While their airtanker buying recommendation is an alarming, blow-your-hair-back shopping list, Messrs. Auchterlonie and Lehman go into considerable detail to illustrate their position on how to pull this off. They propose a top-to-bottom reconfiguration of many (perhaps all) federal agencies to make them more efficient. The authors are, after all, business consultants who have helped large corporations with turnarounds and mergers, and were consultants to the likes of Boeing and McDonnell Douglas. They have 80 years of combined experience in the private sector and government. They know how to strip large corporations down to the bone and build them back better.

An admirable amount of research went into this book, and it is notable that the focus is on finding a better way for keeping that small percentage of wildfires that escape initial attack from becoming destructive megafires. Granted, working firefighters and managers may not be the target audience — although many could benefit from reading the book. I suspect city planners, homebuilders, elected officials, and members of the news media could learn a great deal from Running out of Time. It’s also a good book for the public — the people who know or suspect that they live in a wildfire-prone area.

Wildfire remains a dizzying, frightening mystery to millions of people. This book may not assuage their fears, but at least they’ll understand considerably better what they’re up against — and maybe take away some small hope that two guys who have never dug an inch of fireline do know how to fix it.

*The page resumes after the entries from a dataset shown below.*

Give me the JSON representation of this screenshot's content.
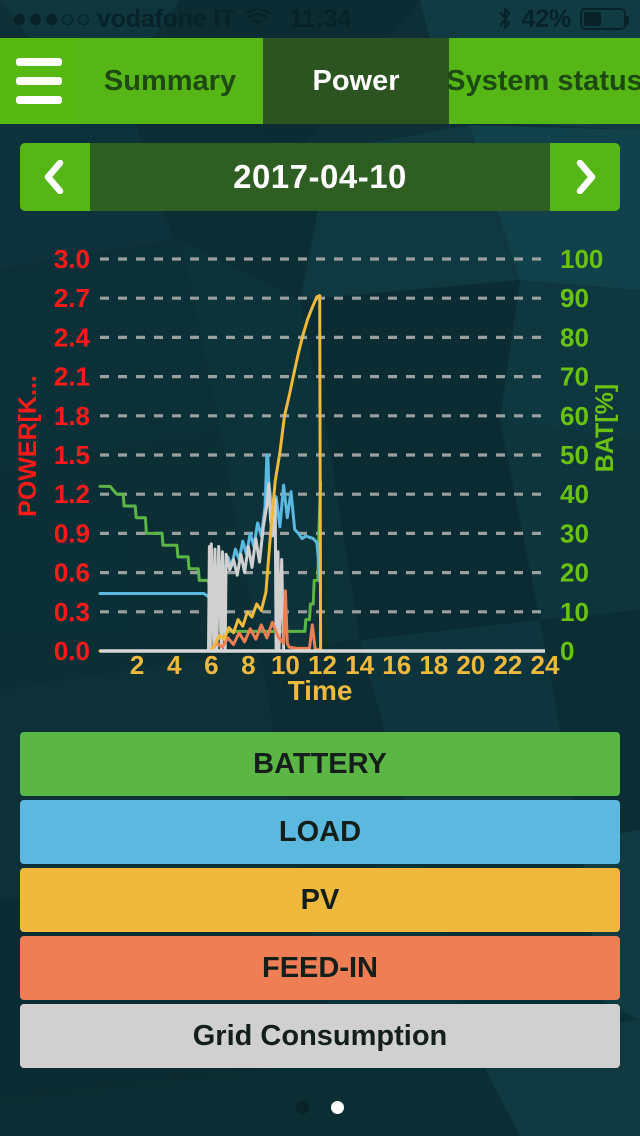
{
  "status_bar": {
    "signal_dots_filled": 3,
    "signal_dots_total": 5,
    "carrier": "vodafone IT",
    "wifi_icon": "wifi-icon",
    "time": "11:34",
    "bluetooth_icon": "bluetooth-icon",
    "battery_percent": "42%",
    "battery_level": 42
  },
  "nav": {
    "menu_icon": "hamburger-menu-icon",
    "tabs": [
      {
        "label": "Summary",
        "active": false
      },
      {
        "label": "Power",
        "active": true
      },
      {
        "label": "System status",
        "active": false
      }
    ]
  },
  "date_nav": {
    "prev_icon": "chevron-left-icon",
    "date": "2017-04-10",
    "next_icon": "chevron-right-icon"
  },
  "legend": [
    {
      "label": "BATTERY",
      "color": "#5cb646"
    },
    {
      "label": "LOAD",
      "color": "#5bb8df"
    },
    {
      "label": "PV",
      "color": "#eeb93c"
    },
    {
      "label": "FEED-IN",
      "color": "#ef7e54"
    },
    {
      "label": "Grid Consumption",
      "color": "#d0d0d0"
    }
  ],
  "pagination": {
    "total": 2,
    "active_index": 1
  },
  "colors": {
    "accent_green": "#56b615",
    "accent_green_bright": "#56b910",
    "tab_active_bg": "#2c5420",
    "date_bg": "#2e5e22",
    "page_bg": "#0d2f35",
    "left_axis": "#ff1a1a",
    "right_axis": "#69c20f",
    "x_axis": "#eeb93c",
    "gridline": "#9aa0a0"
  },
  "chart_data": {
    "type": "line",
    "title": "",
    "xlabel": "Time",
    "ylabel_left": "POWER[K...",
    "ylabel_right": "BAT[%]",
    "xlim": [
      0,
      24
    ],
    "xticks": [
      2,
      4,
      6,
      8,
      10,
      12,
      14,
      16,
      18,
      20,
      22,
      24
    ],
    "ylim_left": [
      0.0,
      3.0
    ],
    "yticks_left": [
      0.0,
      0.3,
      0.6,
      0.9,
      1.2,
      1.5,
      1.8,
      2.1,
      2.4,
      2.7,
      3.0
    ],
    "ylim_right": [
      0,
      100
    ],
    "yticks_right": [
      0,
      10,
      20,
      30,
      40,
      50,
      60,
      70,
      80,
      90,
      100
    ],
    "grid": true,
    "legend_position": "below-as-buttons",
    "note": "Data recorded only up to about 11.9 h; all series stop there.",
    "series": [
      {
        "name": "BATTERY",
        "color": "#5cb646",
        "axis": "right",
        "unit": "%",
        "x": [
          0.0,
          0.55,
          0.9,
          1.25,
          1.3,
          1.9,
          1.95,
          2.45,
          2.5,
          3.35,
          3.4,
          4.15,
          4.2,
          4.75,
          4.8,
          5.3,
          5.35,
          5.85,
          5.9,
          6.1,
          6.15,
          6.45,
          6.5,
          11.05,
          11.1,
          11.3,
          11.35,
          11.5,
          11.55,
          11.75,
          11.8,
          11.9
        ],
        "y": [
          42,
          42,
          40,
          40,
          37,
          37,
          34,
          34,
          30,
          30,
          27,
          27,
          24,
          24,
          21,
          21,
          18,
          18,
          16,
          16,
          15,
          15,
          5,
          5,
          8,
          8,
          12,
          12,
          18,
          18,
          30,
          43
        ]
      },
      {
        "name": "LOAD",
        "color": "#5bb8df",
        "axis": "left",
        "unit": "kW",
        "x": [
          0.0,
          5.6,
          5.9,
          6.1,
          6.3,
          6.5,
          6.7,
          6.9,
          7.1,
          7.3,
          7.5,
          7.7,
          7.9,
          8.1,
          8.3,
          8.5,
          8.7,
          8.9,
          9.0,
          9.05,
          9.1,
          9.3,
          9.5,
          9.7,
          9.9,
          10.1,
          10.3,
          10.5,
          10.7,
          10.9,
          11.1,
          11.3,
          11.5,
          11.7,
          11.9
        ],
        "y": [
          0.44,
          0.44,
          0.41,
          0.62,
          0.57,
          0.68,
          0.6,
          0.72,
          0.65,
          0.78,
          0.7,
          0.84,
          0.74,
          0.9,
          0.8,
          0.98,
          0.88,
          1.1,
          1.5,
          1.5,
          1.3,
          1.05,
          1.18,
          0.95,
          1.27,
          1.02,
          1.22,
          0.93,
          0.9,
          0.86,
          0.88,
          0.87,
          0.86,
          0.83,
          0.5
        ]
      },
      {
        "name": "PV",
        "color": "#eeb93c",
        "axis": "left",
        "unit": "kW",
        "x": [
          0.0,
          5.95,
          6.2,
          6.45,
          6.7,
          6.95,
          7.2,
          7.45,
          7.7,
          7.95,
          8.2,
          8.45,
          8.7,
          8.95,
          9.2,
          9.45,
          9.7,
          9.95,
          10.2,
          10.45,
          10.7,
          10.95,
          11.2,
          11.45,
          11.7,
          11.85,
          11.9
        ],
        "y": [
          0.0,
          0.0,
          0.05,
          0.12,
          0.09,
          0.18,
          0.14,
          0.24,
          0.19,
          0.3,
          0.26,
          0.36,
          0.31,
          0.45,
          0.9,
          1.3,
          1.52,
          1.8,
          1.95,
          2.12,
          2.28,
          2.42,
          2.54,
          2.63,
          2.71,
          2.72,
          0.0
        ]
      },
      {
        "name": "FEED-IN",
        "color": "#ef7e54",
        "axis": "left",
        "unit": "kW",
        "x": [
          0.0,
          5.95,
          6.3,
          6.6,
          6.9,
          7.2,
          7.5,
          7.8,
          8.1,
          8.4,
          8.7,
          9.0,
          9.3,
          9.6,
          9.9,
          10.0,
          10.1,
          10.2,
          10.6,
          11.0,
          11.3,
          11.45,
          11.6,
          11.9
        ],
        "y": [
          0.0,
          0.0,
          0.06,
          0.03,
          0.1,
          0.05,
          0.14,
          0.07,
          0.17,
          0.09,
          0.2,
          0.1,
          0.22,
          0.11,
          0.06,
          0.46,
          0.06,
          0.03,
          0.02,
          0.02,
          0.02,
          0.2,
          0.02,
          0.0
        ]
      },
      {
        "name": "Grid Consumption",
        "color": "#d0d0d0",
        "axis": "left",
        "unit": "kW",
        "x": [
          0.0,
          5.85,
          5.9,
          5.95,
          6.0,
          6.15,
          6.2,
          6.3,
          6.4,
          6.55,
          6.6,
          6.75,
          6.8,
          7.0,
          7.2,
          7.4,
          7.6,
          7.8,
          8.0,
          8.2,
          8.4,
          8.6,
          8.8,
          9.0,
          9.1,
          9.2,
          9.3,
          9.45,
          9.5,
          9.6,
          9.65,
          9.8,
          9.9,
          11.9
        ],
        "y": [
          0.0,
          0.0,
          0.8,
          0.0,
          0.82,
          0.0,
          0.78,
          0.0,
          0.8,
          0.0,
          0.76,
          0.0,
          0.74,
          0.62,
          0.7,
          0.58,
          0.74,
          0.6,
          0.8,
          0.64,
          0.86,
          0.68,
          0.94,
          1.12,
          1.28,
          1.0,
          0.88,
          1.16,
          0.0,
          0.76,
          0.0,
          0.7,
          0.0,
          0.0
        ]
      }
    ]
  }
}
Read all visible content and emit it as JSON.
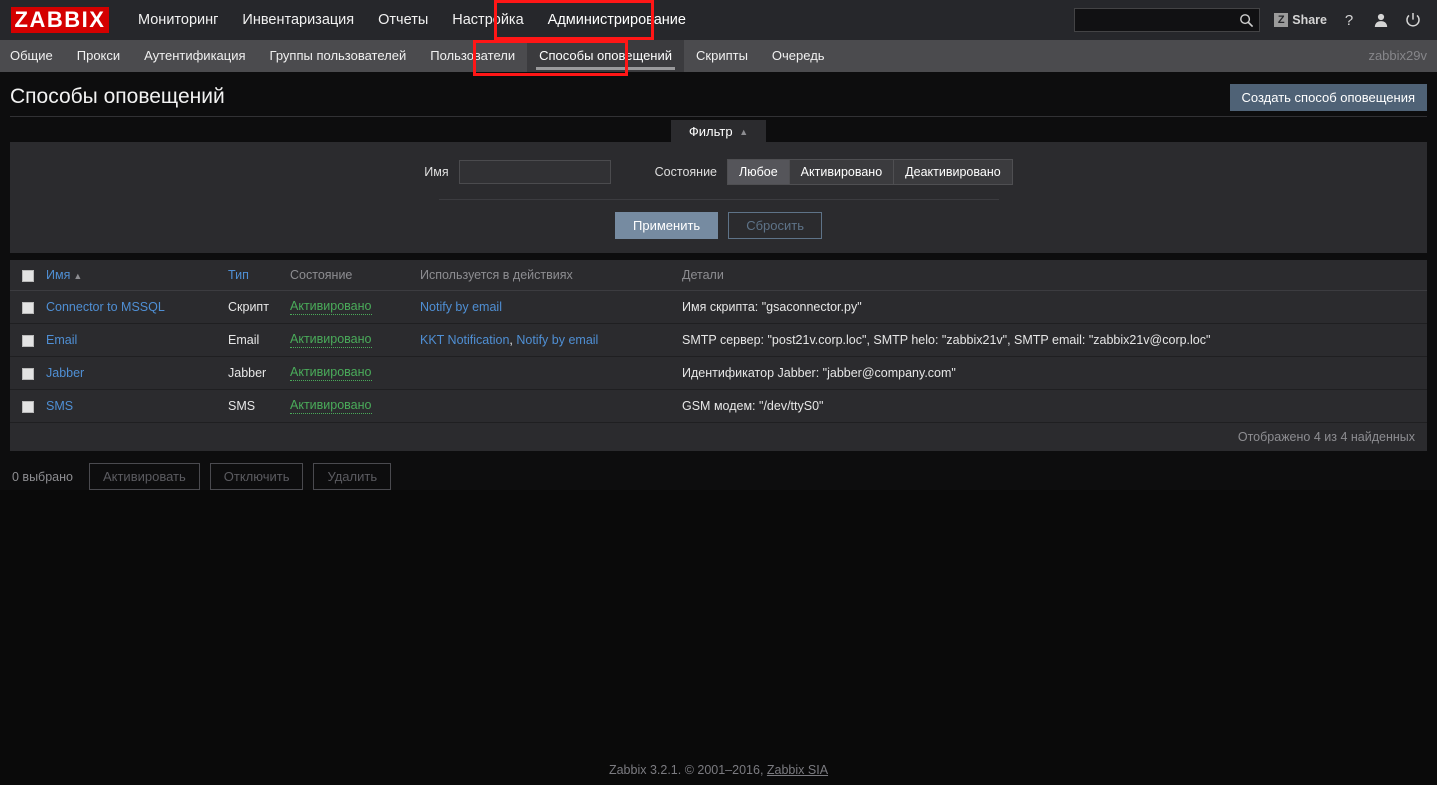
{
  "header": {
    "logo_text": "ZABBIX",
    "nav": [
      {
        "label": "Мониторинг",
        "active": false
      },
      {
        "label": "Инвентаризация",
        "active": false
      },
      {
        "label": "Отчеты",
        "active": false
      },
      {
        "label": "Настройка",
        "active": false
      },
      {
        "label": "Администрирование",
        "active": true
      }
    ],
    "search_value": "",
    "search_placeholder": "",
    "share_label": "Share",
    "share_badge": "Z",
    "help_icon": "question-mark-icon",
    "user_icon": "user-icon",
    "power_icon": "power-icon",
    "search_icon": "search-icon"
  },
  "subnav": {
    "items": [
      {
        "label": "Общие",
        "active": false
      },
      {
        "label": "Прокси",
        "active": false
      },
      {
        "label": "Аутентификация",
        "active": false
      },
      {
        "label": "Группы пользователей",
        "active": false
      },
      {
        "label": "Пользователи",
        "active": false
      },
      {
        "label": "Способы оповещений",
        "active": true
      },
      {
        "label": "Скрипты",
        "active": false
      },
      {
        "label": "Очередь",
        "active": false
      }
    ],
    "server_name": "zabbix29v"
  },
  "page": {
    "title": "Способы оповещений",
    "create_button": "Создать способ оповещения"
  },
  "filter": {
    "tab_label": "Фильтр",
    "tab_arrow": "▲",
    "name_label": "Имя",
    "name_value": "",
    "name_placeholder": "",
    "state_label": "Состояние",
    "state_options": [
      {
        "label": "Любое",
        "selected": true
      },
      {
        "label": "Активировано",
        "selected": false
      },
      {
        "label": "Деактивировано",
        "selected": false
      }
    ],
    "apply_button": "Применить",
    "reset_button": "Сбросить"
  },
  "table": {
    "columns": [
      {
        "label": "Имя",
        "sortable": true,
        "sorted": true,
        "sort_dir": "▲"
      },
      {
        "label": "Тип",
        "sortable": true,
        "sorted": false
      },
      {
        "label": "Состояние",
        "sortable": false
      },
      {
        "label": "Используется в действиях",
        "sortable": false
      },
      {
        "label": "Детали",
        "sortable": false
      }
    ],
    "rows": [
      {
        "name": "Connector to MSSQL",
        "type": "Скрипт",
        "state": "Активировано",
        "actions": [
          "Notify by email"
        ],
        "details": "Имя скрипта: \"gsaconnector.py\""
      },
      {
        "name": "Email",
        "type": "Email",
        "state": "Активировано",
        "actions": [
          "KKT Notification",
          "Notify by email"
        ],
        "details": "SMTP сервер: \"post21v.corp.loc\", SMTP helo: \"zabbix21v\", SMTP email: \"zabbix21v@corp.loc\""
      },
      {
        "name": "Jabber",
        "type": "Jabber",
        "state": "Активировано",
        "actions": [],
        "details": "Идентификатор Jabber: \"jabber@company.com\""
      },
      {
        "name": "SMS",
        "type": "SMS",
        "state": "Активировано",
        "actions": [],
        "details": "GSM модем: \"/dev/ttyS0\""
      }
    ],
    "footer_count": "Отображено 4 из 4 найденных"
  },
  "bottom_actions": {
    "selected_label": "0 выбрано",
    "buttons": [
      {
        "label": "Активировать",
        "enabled": false
      },
      {
        "label": "Отключить",
        "enabled": false
      },
      {
        "label": "Удалить",
        "enabled": false
      }
    ]
  },
  "footer": {
    "text": "Zabbix 3.2.1. © 2001–2016, ",
    "link": "Zabbix SIA"
  },
  "colors": {
    "brand_red": "#d40000",
    "link_blue": "#4f8fd4",
    "state_green": "#4aab5a",
    "accent_button": "#4f6276",
    "apply_button": "#768ba1",
    "highlight_red": "#ff1616"
  }
}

Published by Amplify Publishing Group
Copyright ©2023 by the authors and Crowbar Research Insights LLC
Edition reviewed: Hardcover (publisher-supplied) 403 pages. $34.95
The book is also available in paperback and kindle editions.